Joan Chiao and Katherine Blisinsky took a research on the worldwide spreading of the 5-HTTLPR – gene, which is identified as responsible for the mood (anxiety and mood disorder) of it`s carrier by transporting serotonin. It was published from the Royal Society Publishing.

Using Hofstede`s model of cultural indices/dimensions to define cultures into individualistic and collectivistic, they crossed these data with the spreading of 5-HTTLPR.

(…) Here, we demonstrate for the first time a robust association between cultural values of individualism–collectivism and allelic frequency of the serotonin transporter gene, controlling for associated economic and disease factors. (…) Critically, our results further indicate that greater population frequency of S allele carriers is associated with decreased prevalence of anxiety and mood disorders due to increased cultural collectivism. (…)

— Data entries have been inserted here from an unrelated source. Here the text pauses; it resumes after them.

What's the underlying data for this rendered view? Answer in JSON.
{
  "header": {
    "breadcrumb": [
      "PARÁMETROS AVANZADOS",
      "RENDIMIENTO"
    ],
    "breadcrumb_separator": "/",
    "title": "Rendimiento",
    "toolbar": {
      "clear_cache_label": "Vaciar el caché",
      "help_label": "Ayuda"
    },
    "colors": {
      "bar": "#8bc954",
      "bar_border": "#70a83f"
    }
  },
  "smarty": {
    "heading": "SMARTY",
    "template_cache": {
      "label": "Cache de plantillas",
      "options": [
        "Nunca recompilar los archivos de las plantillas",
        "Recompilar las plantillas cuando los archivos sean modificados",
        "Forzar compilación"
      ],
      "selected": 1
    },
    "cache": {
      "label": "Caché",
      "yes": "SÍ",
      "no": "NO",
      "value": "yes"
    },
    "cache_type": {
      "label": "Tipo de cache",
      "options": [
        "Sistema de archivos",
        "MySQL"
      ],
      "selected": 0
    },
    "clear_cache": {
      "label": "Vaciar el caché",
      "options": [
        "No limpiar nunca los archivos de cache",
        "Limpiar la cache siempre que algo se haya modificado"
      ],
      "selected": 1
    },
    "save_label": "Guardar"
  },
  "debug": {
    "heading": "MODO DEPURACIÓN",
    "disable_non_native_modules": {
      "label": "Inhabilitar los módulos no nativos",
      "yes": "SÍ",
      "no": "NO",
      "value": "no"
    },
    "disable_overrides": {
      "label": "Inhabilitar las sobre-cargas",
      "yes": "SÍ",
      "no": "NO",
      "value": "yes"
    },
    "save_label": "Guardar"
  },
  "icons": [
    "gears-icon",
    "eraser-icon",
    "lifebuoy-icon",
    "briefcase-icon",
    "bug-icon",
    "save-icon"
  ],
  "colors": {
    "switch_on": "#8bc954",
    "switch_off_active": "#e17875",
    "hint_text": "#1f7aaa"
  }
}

Results from correlation analysis between Hofstede’s individualism–collectivism index (reverse scored) and frequency of S allele carriers of the 5-HTTLPR across 29 nations. Collectivist nations showed higher prevalence of S allele carriers (r(29) = 0.70, p < 0.0001).

Geographical coincidence between serotonin transporter gene diversity and cultural traits of individualism–collectivism across countries. Colour maps include all available published data for each variable of interest. Grey areas indicate geographical regions where no published data are available. (a ) Hofstede Colour map of frequency distribution of IND-COL from Hofstede (2001). (b) 5-HTTLPR Colour map of frequency distribution of S alleles of 5-HTTLPR. (c) anxiety Colour map of frequency of global prevalence of anxiety. (d) mood disorders Colour map of frequency of global prevalence of mood disorders. Yellow to red colour bar indicates low to high prevalence.

Get the full article online here or download pdf here. It is packed with additional downloads.

(Chiao, J.Y. & Blizinsky, K.D. 2009 Culture-gene coevolution of individualism-collectivism and the serotonin transporter gene. Proc. R. Soc. B (doi: 10.1098/rspb.2009.1650)

(retrieved 20.05.2015 at

Hofstede`s Intercultural Tool is found here.


Background Info: World`s Haplogroups

This Map of Haplogroups (J.D. McDonald) shows the distribution of certain genetic characteristics. It is widely used for genealogical research because certain cell structures are inherited matrilinear or patrilinear. Click here to download from the the University of Illinois/School of Chemical Sciences. You can also download the full pdf here.


(retrieved 20.05.2015 at


Additional Material

Happiness and Income

10life_satisfaction happiness


From R.Inglehart and H-D.Klingemann, “Genes, Culture and Happiness,” MIT Press, 2000.Check out for more at


Read a different view on the categories “Cultures and Genes” and “Culture influences Brain” or view the World’s Map of Happiness.


(reviewed 21.05.2015)